KANSAS CITY -- Sprint's new Accelerator in Kansas City, Missouri, is not your typical telco endeavor.
For one thing, the idea for it was formed in March of last year and approved by Sprint Corp. (NYSE: S) higher-ups in May. A partner was secured in August. Ground was broken in October, and it opened its doors on New Year's Eve. That's not telco time. It's startup time, says Kevin McGinnis, VP of Sprint's Pinsight Media+ by day and head of the Accelerator by nights and weekends.
That's exactly the mindset Sprint wants to promote in its new Accelerator. That's also why the lab was opened in downtown Kansas City, away from Sprint's suburban headquarters, in the much hipper Crossroads art district. Light Reading checked out the new digs this week, before the doors officially open in March. Click on the image below to see inside.
Like most of the wireless operators, Sprint has actually had a developer program in place for 12 years and has been working on exposing its application programming interfaces (APIs) for nearly as long. But the Accelerator is Sprint's first large-scale move to put its money where its mouth is. The wireless operator is doing things differently than its larger competitors, too.
McGinnis says that, unlike Verizon Wireless , which treats its Innovation Labs like internal R&D facilities, or AT&T Inc. (NYSE: T), which he says is more open, but on an invite-only basis, Sprint wants to be truly open -- to any startup and any idea, whether enterprise or consumer. (See AT&T Opens New Innovation Labs and Photos: Inside Verizon's Developer Playground.)
Healthcare in focus
The carrier is actually narrowing it down much more than that. The Sprint Accelerator was built in partnership with TechStars, an entrepreneurial organization that provides mentorship and VC funding to startups across the country and in London. It runs its own accelerator programs, as well as partners with companies including Disney, Barclays, Sprint, and others for accelerators with a unique focus, like cloud, connected devices, or education. Its collaboration with Sprint is homing in on healthcare, a vertical in which Kansas City is well entrenched as the home to companies such as Cerner and KU Medical Center.
During the open application period that ended on January 6, startups across the globe pitched their health-care related apps, services, and products. Sprint plans to pick 10 finalists to move to KC for 90 days and execute their visions with the support of Sprint, TechStars, and their many local partners.
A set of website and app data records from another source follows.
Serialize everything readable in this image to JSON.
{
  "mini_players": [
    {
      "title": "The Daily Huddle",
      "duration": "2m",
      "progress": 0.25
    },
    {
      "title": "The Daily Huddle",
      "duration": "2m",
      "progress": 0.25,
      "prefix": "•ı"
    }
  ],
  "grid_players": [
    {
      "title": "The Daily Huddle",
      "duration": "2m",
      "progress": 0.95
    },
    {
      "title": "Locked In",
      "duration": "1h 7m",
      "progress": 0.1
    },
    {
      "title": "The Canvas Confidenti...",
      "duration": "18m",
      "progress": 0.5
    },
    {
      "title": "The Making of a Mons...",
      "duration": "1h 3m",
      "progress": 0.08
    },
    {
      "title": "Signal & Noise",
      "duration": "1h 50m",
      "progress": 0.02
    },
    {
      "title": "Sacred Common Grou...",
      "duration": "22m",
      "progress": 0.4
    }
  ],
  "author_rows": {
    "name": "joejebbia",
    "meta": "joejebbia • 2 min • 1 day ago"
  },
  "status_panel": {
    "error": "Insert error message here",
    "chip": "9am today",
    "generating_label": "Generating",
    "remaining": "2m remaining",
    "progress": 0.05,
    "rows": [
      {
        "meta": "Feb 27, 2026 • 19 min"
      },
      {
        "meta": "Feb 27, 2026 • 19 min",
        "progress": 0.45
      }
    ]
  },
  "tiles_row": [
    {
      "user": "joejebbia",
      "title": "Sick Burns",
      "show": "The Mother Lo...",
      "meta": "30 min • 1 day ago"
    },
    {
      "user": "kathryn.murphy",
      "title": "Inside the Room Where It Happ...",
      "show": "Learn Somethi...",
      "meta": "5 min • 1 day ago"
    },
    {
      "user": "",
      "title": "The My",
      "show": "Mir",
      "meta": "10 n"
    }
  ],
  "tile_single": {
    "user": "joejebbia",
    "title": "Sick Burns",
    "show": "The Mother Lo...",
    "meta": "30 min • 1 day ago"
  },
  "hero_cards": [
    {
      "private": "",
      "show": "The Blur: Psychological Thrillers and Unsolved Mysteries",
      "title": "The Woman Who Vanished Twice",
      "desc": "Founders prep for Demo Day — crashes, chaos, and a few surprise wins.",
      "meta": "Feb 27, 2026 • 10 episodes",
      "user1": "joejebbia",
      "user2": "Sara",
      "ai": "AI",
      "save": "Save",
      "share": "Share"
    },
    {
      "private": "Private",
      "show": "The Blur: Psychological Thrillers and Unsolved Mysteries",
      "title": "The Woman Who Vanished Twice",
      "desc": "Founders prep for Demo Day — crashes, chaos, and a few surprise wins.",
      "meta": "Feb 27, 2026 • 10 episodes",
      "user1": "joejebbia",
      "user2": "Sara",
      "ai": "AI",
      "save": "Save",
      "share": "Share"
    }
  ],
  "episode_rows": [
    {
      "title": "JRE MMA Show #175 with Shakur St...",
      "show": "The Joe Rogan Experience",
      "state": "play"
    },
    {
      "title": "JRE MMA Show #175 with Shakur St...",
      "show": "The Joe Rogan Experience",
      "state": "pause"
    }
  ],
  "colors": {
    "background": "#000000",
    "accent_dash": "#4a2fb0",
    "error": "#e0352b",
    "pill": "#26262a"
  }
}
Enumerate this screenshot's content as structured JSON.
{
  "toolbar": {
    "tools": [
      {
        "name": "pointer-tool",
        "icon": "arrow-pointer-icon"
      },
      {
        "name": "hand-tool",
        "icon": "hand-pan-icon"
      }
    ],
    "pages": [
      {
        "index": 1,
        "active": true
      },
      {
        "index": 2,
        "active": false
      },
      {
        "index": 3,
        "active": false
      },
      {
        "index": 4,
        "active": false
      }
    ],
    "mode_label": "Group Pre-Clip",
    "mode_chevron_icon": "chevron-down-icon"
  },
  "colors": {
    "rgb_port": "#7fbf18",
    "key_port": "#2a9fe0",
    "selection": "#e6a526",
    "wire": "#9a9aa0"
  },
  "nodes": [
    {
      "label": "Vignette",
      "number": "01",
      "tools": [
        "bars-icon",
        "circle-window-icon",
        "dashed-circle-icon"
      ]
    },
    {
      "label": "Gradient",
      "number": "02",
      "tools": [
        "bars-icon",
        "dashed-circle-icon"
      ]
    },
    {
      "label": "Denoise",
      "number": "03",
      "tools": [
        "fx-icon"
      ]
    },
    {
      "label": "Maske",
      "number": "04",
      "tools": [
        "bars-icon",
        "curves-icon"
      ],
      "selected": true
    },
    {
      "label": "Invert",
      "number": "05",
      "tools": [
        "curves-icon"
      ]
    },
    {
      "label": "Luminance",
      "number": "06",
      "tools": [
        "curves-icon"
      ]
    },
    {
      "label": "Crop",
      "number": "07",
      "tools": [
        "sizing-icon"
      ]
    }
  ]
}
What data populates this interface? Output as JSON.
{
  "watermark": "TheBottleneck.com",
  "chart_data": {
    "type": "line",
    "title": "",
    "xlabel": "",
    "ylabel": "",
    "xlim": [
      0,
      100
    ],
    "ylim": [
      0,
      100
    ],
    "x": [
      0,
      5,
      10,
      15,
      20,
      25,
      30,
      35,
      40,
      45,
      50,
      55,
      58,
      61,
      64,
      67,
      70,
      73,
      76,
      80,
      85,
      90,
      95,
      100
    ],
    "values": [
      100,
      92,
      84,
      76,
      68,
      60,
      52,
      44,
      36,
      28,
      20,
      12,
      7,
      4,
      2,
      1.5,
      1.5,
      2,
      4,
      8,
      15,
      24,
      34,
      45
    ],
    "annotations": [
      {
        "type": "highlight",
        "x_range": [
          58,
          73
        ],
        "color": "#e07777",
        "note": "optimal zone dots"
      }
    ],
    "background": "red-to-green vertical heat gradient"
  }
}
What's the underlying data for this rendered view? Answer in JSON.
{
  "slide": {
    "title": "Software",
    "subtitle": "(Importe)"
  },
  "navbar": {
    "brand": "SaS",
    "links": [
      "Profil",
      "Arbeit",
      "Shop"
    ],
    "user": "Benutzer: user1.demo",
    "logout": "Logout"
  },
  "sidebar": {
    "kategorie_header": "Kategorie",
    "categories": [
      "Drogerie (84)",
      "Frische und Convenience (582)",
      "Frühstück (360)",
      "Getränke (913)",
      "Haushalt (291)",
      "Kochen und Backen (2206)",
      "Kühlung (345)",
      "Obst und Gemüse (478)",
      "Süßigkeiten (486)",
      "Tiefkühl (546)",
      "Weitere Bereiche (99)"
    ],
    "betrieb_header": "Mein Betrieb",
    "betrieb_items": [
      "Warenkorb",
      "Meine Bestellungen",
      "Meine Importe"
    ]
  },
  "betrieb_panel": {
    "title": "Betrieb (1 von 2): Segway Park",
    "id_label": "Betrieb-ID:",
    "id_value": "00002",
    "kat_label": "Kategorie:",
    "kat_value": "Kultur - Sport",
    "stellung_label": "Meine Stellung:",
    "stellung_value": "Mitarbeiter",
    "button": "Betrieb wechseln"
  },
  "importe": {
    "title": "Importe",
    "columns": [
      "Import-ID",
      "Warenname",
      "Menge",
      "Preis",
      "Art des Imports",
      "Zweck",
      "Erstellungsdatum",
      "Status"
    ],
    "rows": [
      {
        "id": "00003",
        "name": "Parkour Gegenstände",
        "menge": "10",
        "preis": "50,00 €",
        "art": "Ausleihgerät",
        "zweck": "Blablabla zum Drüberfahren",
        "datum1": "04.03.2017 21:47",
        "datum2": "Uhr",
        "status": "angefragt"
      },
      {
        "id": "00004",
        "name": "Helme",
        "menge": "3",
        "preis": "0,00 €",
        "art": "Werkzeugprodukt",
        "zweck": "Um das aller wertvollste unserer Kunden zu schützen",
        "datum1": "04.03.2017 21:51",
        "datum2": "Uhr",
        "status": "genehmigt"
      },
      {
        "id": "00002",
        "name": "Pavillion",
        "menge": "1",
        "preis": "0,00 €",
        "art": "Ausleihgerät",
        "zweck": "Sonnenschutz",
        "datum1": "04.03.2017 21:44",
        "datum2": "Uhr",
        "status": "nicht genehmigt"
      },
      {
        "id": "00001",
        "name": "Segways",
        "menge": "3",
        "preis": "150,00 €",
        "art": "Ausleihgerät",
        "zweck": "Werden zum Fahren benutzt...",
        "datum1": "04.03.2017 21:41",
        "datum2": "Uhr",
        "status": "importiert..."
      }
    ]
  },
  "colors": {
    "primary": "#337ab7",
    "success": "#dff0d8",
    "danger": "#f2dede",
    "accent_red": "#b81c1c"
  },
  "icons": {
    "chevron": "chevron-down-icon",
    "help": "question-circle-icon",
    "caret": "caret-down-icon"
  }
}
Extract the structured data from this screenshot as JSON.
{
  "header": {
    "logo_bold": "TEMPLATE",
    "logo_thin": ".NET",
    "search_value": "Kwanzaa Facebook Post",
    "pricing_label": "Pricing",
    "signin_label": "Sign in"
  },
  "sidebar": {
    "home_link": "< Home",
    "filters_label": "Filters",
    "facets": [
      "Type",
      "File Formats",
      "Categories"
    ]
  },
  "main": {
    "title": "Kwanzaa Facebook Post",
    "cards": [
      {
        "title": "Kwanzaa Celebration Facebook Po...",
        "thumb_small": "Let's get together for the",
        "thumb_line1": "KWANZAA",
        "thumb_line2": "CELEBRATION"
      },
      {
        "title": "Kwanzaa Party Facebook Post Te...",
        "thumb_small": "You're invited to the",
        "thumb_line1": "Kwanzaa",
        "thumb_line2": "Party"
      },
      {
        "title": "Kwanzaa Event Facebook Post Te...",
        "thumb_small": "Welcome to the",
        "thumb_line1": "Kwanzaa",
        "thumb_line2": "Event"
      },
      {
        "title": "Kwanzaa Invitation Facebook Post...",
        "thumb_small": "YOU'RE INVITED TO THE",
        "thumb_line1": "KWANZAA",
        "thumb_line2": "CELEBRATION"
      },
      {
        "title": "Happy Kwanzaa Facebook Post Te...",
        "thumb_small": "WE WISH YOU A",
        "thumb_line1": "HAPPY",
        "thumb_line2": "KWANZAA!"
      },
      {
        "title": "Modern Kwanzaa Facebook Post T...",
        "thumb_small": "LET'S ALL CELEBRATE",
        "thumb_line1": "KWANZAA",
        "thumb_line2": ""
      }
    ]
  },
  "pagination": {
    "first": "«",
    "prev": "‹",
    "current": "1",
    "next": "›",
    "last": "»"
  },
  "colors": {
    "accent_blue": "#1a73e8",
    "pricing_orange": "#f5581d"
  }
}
In return, TechStars gets a six percent stake in their company, and Sprint will offer a convertible note to fund the company.
The goal for Sprint is to bring innovative new services to its healthcare practice, which McGinnis said currently under-indexes, compared to AT&T and Verizon. It also wants to find new partners ultimately or, he admitted, find attractive companies to acquire, seeing that new Sprint owner and SoftBank Corp. CEO Masayoshi Son has a predilection for M&A. (See AT&T Opens Up on Health and Report: SoftBank Preps $19B Bid for T-Mobile.)
"At the Accelerator, if we don't end up doing business with [the startups], Sprint won't be upset," McGinnis said, adding that it's more likely than not that Sprint will work with the startups in some capacity.
Sprint's other hope is to convince these innovative new companies to stay in Kansas City once their 90 days are up, thus building the entrepreneurial community in the city. (However, whether Sprint's headquarters stay in KC is another story entirely -- see Sprint: Heading to California?)
An even loftier goal at which McGinnis is aiming is to change the culture at Sprint by exposing it to risk-taking and operating without a safety net. Indeed, this is the message that Son has pushed on his new employees, even yelling at top-level executives when he's seen things he doesn't like. (See SoftBank's Son Keeps Sprint on Short Leash.)
The carrier certainly does have its hands full in trying to build out its patchwork Spark network, to complete Network Vision, to keep customers from straying, and to weigh a merger with T-Mobile US Inc. Despite these formidable challenges, the Sprint Accelerator is its biggest indication that it's not giving up on innovation in the meantime.
"We want to expand this nationally, but we are focused on natural, organic growth," McGinnis said. "We want to show how you operate as an entrepreneur. We want to change the DNA at Sprint."
— Sarah Reedy, Senior Editor, Light Reading